Gonzales said he is also unsure of how Tuesday will pan out, noting anti-RH lawmakers may try to delay any vote. "Ang appeal sa anti-RH, in light of fact they claim they have the vote necessary to defeat it, let's go on with the vote, wag na natin idelay by resorting to parliamentary strategy.”
Nevertheless, Gonzales also said that reservations have been made for seats in the gallery for those interested to watch the vote.
Gonzales noted that even if the debates are terminated, the bill still needs to hurdle the period of amendments before final approval.
War between former allies
As this developed, the word war between former allies in the House Minority heated up over the RH Bill.
Former Minority leader and RH-bill advocate Edcel Lagman continued to take potshots at former President Arroyo.
In a statement, Lagman said Arroyo’s current stance against the RH bill “is a complete abandonment of the Statement of Support for the International Conference on Population and Development (ICPD) which she signed on 25 January 2005 on behalf of the Philippine government."
He said the Philippines was among the 179 countries which were signatories to the ICPD Program of Action 18 years ago.
Lagman recalled that Arroyo anchored the government’s support for ICPD on four pillars, namely: (1) responsible parenthood; (2) respect for life or policy against abortion; (3) birth spacing; and, (4) informed choice.
On Thursday, Lagman already said, “the withdrawal of some minority members as co-authors of the RH bill is a mere partisan support for former President Gloria Macapagal-Arroyo’s opposition to the controversial measure.
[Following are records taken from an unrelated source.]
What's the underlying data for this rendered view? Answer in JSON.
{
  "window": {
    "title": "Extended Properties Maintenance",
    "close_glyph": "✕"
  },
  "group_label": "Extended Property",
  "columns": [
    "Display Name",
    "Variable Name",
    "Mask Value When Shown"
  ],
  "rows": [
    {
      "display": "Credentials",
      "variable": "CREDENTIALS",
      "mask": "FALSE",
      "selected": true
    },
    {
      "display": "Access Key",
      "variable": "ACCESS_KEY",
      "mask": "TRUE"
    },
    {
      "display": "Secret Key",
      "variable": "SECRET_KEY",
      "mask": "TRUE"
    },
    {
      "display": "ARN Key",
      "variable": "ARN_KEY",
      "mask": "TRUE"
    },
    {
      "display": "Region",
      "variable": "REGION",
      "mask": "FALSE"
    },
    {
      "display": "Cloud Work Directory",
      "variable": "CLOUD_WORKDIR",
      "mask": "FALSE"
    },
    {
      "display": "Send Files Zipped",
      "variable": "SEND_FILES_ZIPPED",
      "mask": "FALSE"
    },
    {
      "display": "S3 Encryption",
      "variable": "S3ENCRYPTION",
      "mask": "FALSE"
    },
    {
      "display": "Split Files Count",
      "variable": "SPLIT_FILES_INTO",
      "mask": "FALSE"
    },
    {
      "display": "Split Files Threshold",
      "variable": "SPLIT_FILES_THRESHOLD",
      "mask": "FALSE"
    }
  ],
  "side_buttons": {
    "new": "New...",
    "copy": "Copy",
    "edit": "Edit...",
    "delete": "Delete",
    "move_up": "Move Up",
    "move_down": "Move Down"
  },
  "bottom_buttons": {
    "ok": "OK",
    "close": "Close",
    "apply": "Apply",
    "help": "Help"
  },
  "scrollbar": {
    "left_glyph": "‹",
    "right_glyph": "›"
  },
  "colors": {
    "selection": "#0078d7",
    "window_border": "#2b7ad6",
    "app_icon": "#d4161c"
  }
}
Many of those who withdrew as co-authors are long-standing RH advocates like Rep. Danilo Suarez who has been a consistent and vocal co-author for three Congresses dating back to the 13th Congress.”
Lagman said Arroyo's move was “a departure from her admission that she used contraceptive pills when she was a young mother, presumably to limit the number of her children and for birth spacing. She made this candid admission in March 2003 at a luncheon with pro-family planning legislators in Malacañang.”
Suarez merely laughed off Lagman’s claims. “We both have to answer to our Creator. The President has not, will not and will never influence [her colleagues] to vote on the RH [bill], it's your conscience," Suarez said.